**WHAT IS BEING ASKED**
Search the material for the string "JSON" and copy each line where it occurs.

**STUDY MATERIAL**
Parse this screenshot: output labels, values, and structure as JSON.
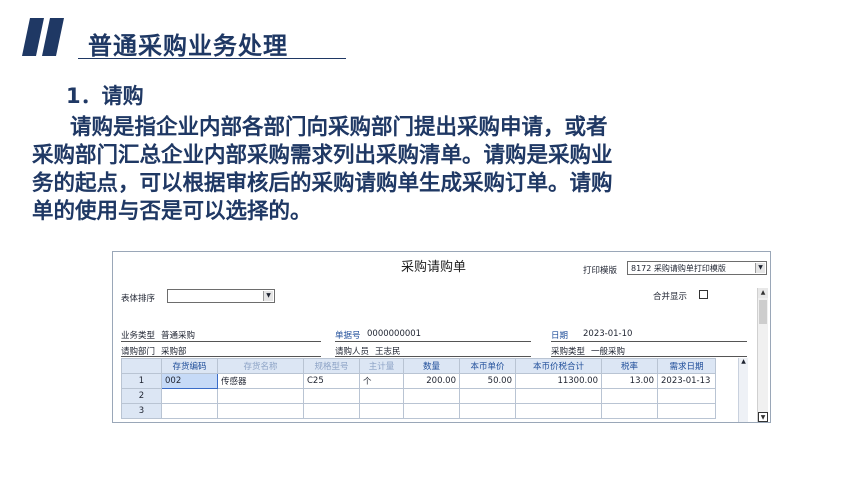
{
  "slide": {
    "section_title": "普通采购业务处理",
    "sub_heading": "1．请购",
    "paragraph_lines": [
      "请购是指企业内部各部门向采购部门提出采购申请，或者",
      "采购部门汇总企业内部采购需求列出采购清单。请购是采购业",
      "务的起点，可以根据审核后的采购请购单生成采购订单。请购",
      "单的使用与否是可以选择的。"
    ]
  },
  "form": {
    "title": "采购请购单",
    "print_template_label": "打印模版",
    "print_template_value": "8172 采购请购单打印模版",
    "sort_label": "表体排序",
    "sort_value": "",
    "merge_display_label": "合并显示",
    "business_type_label": "业务类型",
    "business_type_value": "普通采购",
    "doc_no_label": "单据号",
    "doc_no_value": "0000000001",
    "date_label": "日期",
    "date_value": "2023-01-10",
    "dept_label": "请购部门",
    "dept_value": "采购部",
    "requester_label": "请购人员",
    "requester_value": "王志民",
    "purchase_type_label": "采购类型",
    "purchase_type_value": "一般采购"
  },
  "grid": {
    "headers": [
      "",
      "存货编码",
      "存货名称",
      "规格型号",
      "主计量",
      "数量",
      "本币单价",
      "本币价税合计",
      "税率",
      "需求日期"
    ],
    "rows": [
      [
        "1",
        "002",
        "传感器",
        "C25",
        "个",
        "200.00",
        "50.00",
        "11300.00",
        "13.00",
        "2023-01-13"
      ],
      [
        "2",
        "",
        "",
        "",
        "",
        "",
        "",
        "",
        "",
        ""
      ],
      [
        "3",
        "",
        "",
        "",
        "",
        "",
        "",
        "",
        "",
        ""
      ]
    ]
  },
  "colors": {
    "brand": "#1f3864",
    "grid_header": "#dce6f4",
    "grid_header_text": "#1f4e9a"
  }
}
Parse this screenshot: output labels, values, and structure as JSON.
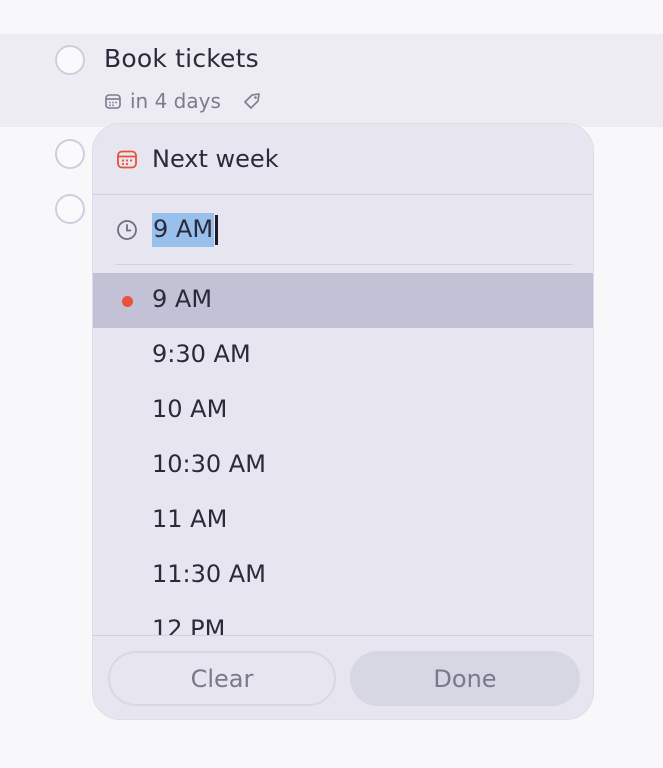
{
  "task": {
    "title": "Book tickets",
    "due": "in 4 days",
    "icons": {
      "due": "calendar-icon",
      "label": "tag-icon"
    }
  },
  "picker": {
    "date_label": "Next week",
    "date_icon": "calendar-icon",
    "date_icon_color": "#e8523b",
    "time_icon": "clock-icon",
    "time_input_value": "9 AM",
    "selected_time": "9 AM",
    "accent_color": "#e8523b",
    "selection_highlight": "#98c0ec",
    "options": [
      "9 AM",
      "9:30 AM",
      "10 AM",
      "10:30 AM",
      "11 AM",
      "11:30 AM",
      "12 PM"
    ],
    "clear_label": "Clear",
    "done_label": "Done"
  }
}
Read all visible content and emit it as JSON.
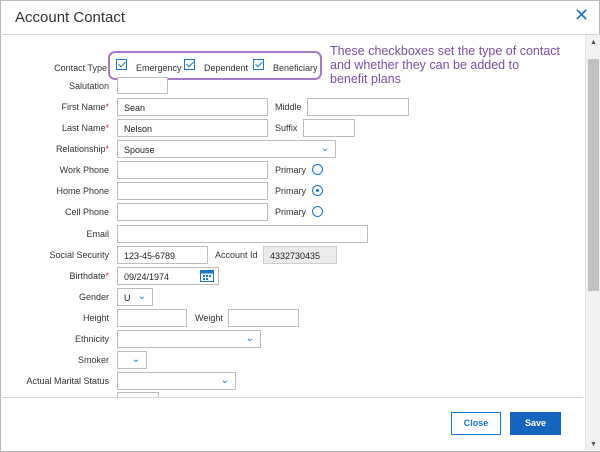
{
  "dialog": {
    "title": "Account Contact",
    "close_icon": "close-icon"
  },
  "callout": {
    "text": "These checkboxes set the type of contact and whether they can be added to benefit  plans"
  },
  "form": {
    "contact_type_label": "Contact Type",
    "contact_types": [
      {
        "label": "Emergency",
        "checked": true
      },
      {
        "label": "Dependent",
        "checked": true
      },
      {
        "label": "Beneficiary",
        "checked": true
      }
    ],
    "salutation_label": "Salutation",
    "salutation_value": "",
    "first_name_label": "First Name",
    "first_name_value": "Sean",
    "middle_label": "Middle",
    "middle_value": "",
    "last_name_label": "Last Name",
    "last_name_value": "Nelson",
    "suffix_label": "Suffix",
    "suffix_value": "",
    "relationship_label": "Relationship",
    "relationship_value": "Spouse",
    "work_phone_label": "Work Phone",
    "work_phone_value": "",
    "home_phone_label": "Home Phone",
    "home_phone_value": "",
    "cell_phone_label": "Cell Phone",
    "cell_phone_value": "",
    "primary_label": "Primary",
    "primary_selected": "home_phone",
    "email_label": "Email",
    "email_value": "",
    "ssn_label": "Social Security",
    "ssn_value": "123-45-6789",
    "account_id_label": "Account Id",
    "account_id_value": "4332730435",
    "birthdate_label": "Birthdate",
    "birthdate_value": "09/24/1974",
    "gender_label": "Gender",
    "gender_value": "U",
    "height_label": "Height",
    "height_value": "",
    "weight_label": "Weight",
    "weight_value": "",
    "ethnicity_label": "Ethnicity",
    "ethnicity_value": "",
    "smoker_label": "Smoker",
    "smoker_value": "",
    "marital_label": "Actual Marital Status",
    "marital_value": "",
    "required_mark": "*"
  },
  "footer": {
    "close_label": "Close",
    "save_label": "Save"
  },
  "colors": {
    "accent": "#1976d2",
    "save_bg": "#1565c0",
    "callout": "#a67bc6",
    "required": "#c62828"
  }
}
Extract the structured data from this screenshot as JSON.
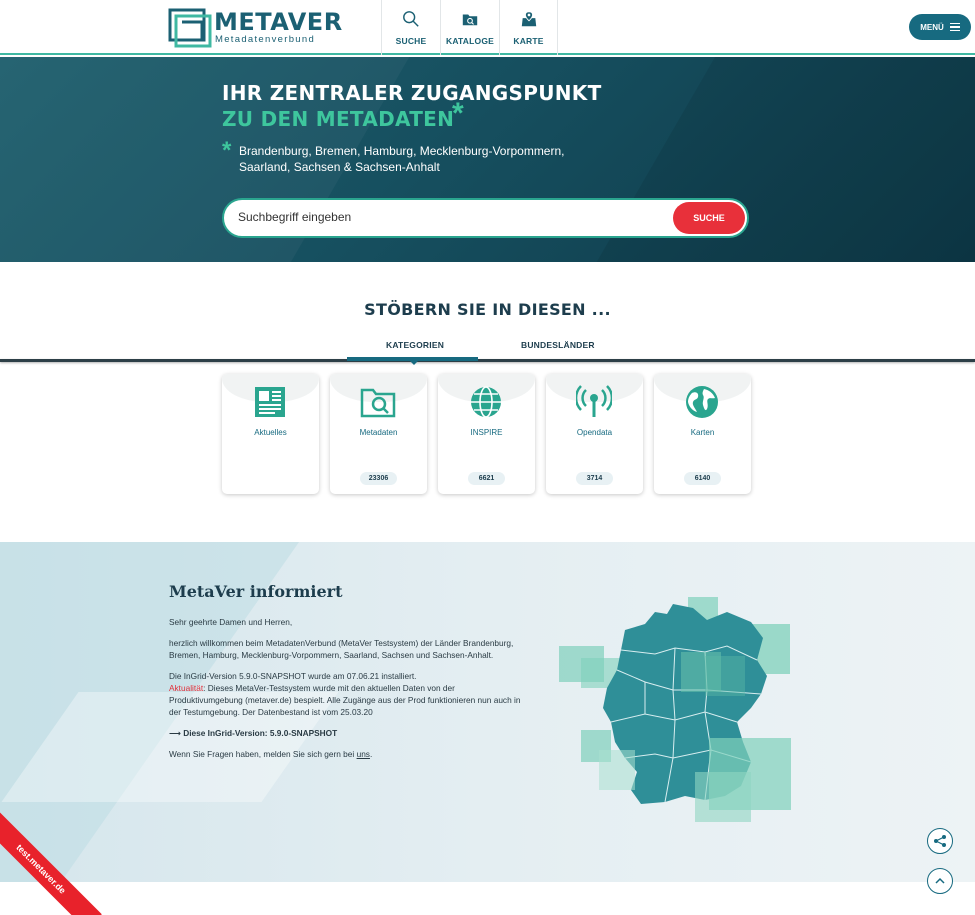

**TASK SOLUTION**
Parse this screenshot: output labels, values, and structure as JSON.
Parse this screenshot: output labels, values, and structure as JSON.
Read all visible content and emit it as JSON.
Extract the structured data from this screenshot as JSON.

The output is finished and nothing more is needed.